40" x 50" oil on canvas 1951
Los Angeles County Museum of Art
"Mullican, like many other artists of his generation, was consumed with the question of how spirituality could be effectively represented in art. He had been stationed with the Army in Guam when atomic bombs landed on Hiroshima and Nagasaki, and, with thousands of other American soldiers in the Pacific, he was sent to occupy Japan immediately after.
Faced with the unprecedented potential for nuclear annihilation, and soon given the emerging truth about the Holocaust in Europe, matters of life's sanctity were pressing in the years following the war. Creativity itself held profound intrinsic value — and in a measure unmatched in American culture before. History had brought the world to the brink. Artists, many of them returned from the battlefields, reasonably surmised that a reconsideration of prehistory might provide a platform from which to start over."
- Christopher Knight, LA Times
I studied with Lee Mullican at UCLA. As the years have progressed it has become evident within my own work how Mullican's deep spirituality and profound humanism provided glimpses of an artistic path to follow.

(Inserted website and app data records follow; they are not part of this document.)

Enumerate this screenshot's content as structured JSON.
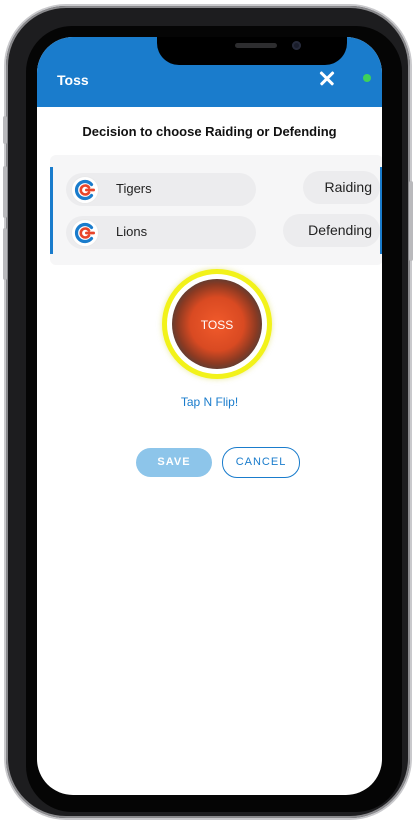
{
  "appbar": {
    "title": "Toss",
    "close_icon": "close-icon",
    "status_color": "#3ed15a"
  },
  "heading": "Decision to choose Raiding or Defending",
  "teams": [
    {
      "name": "Tigers",
      "role": "Raiding",
      "logo": "team-logo-icon"
    },
    {
      "name": "Lions",
      "role": "Defending",
      "logo": "team-logo-icon"
    }
  ],
  "toss": {
    "button_label": "TOSS",
    "hint": "Tap N Flip!"
  },
  "actions": {
    "save_label": "SAVE",
    "cancel_label": "CANCEL"
  },
  "colors": {
    "primary": "#1a7ccc",
    "accent_ring": "#f2f21a",
    "coin": "#f15a2b"
  }
}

Lee Mullican cherished each living organism. His first hand knowledge of humanity's propensity for destruction set him on a path to create artworks that spoke not just of his own personal psychology. Instead, Mullican throughout his career grappled with the problem of creating art that limns our place in a larger universe.
This is a must see exhibition.
42" x 14" oil on canvas 1955
Collection of Betye Monell Burton © Estate of Lee Mullican
More on Mullican:
Postwar Painter Seeks the Spiritual, LA Times
Lee Mullican in the LA Weekly
Lee Mullican in Artdaily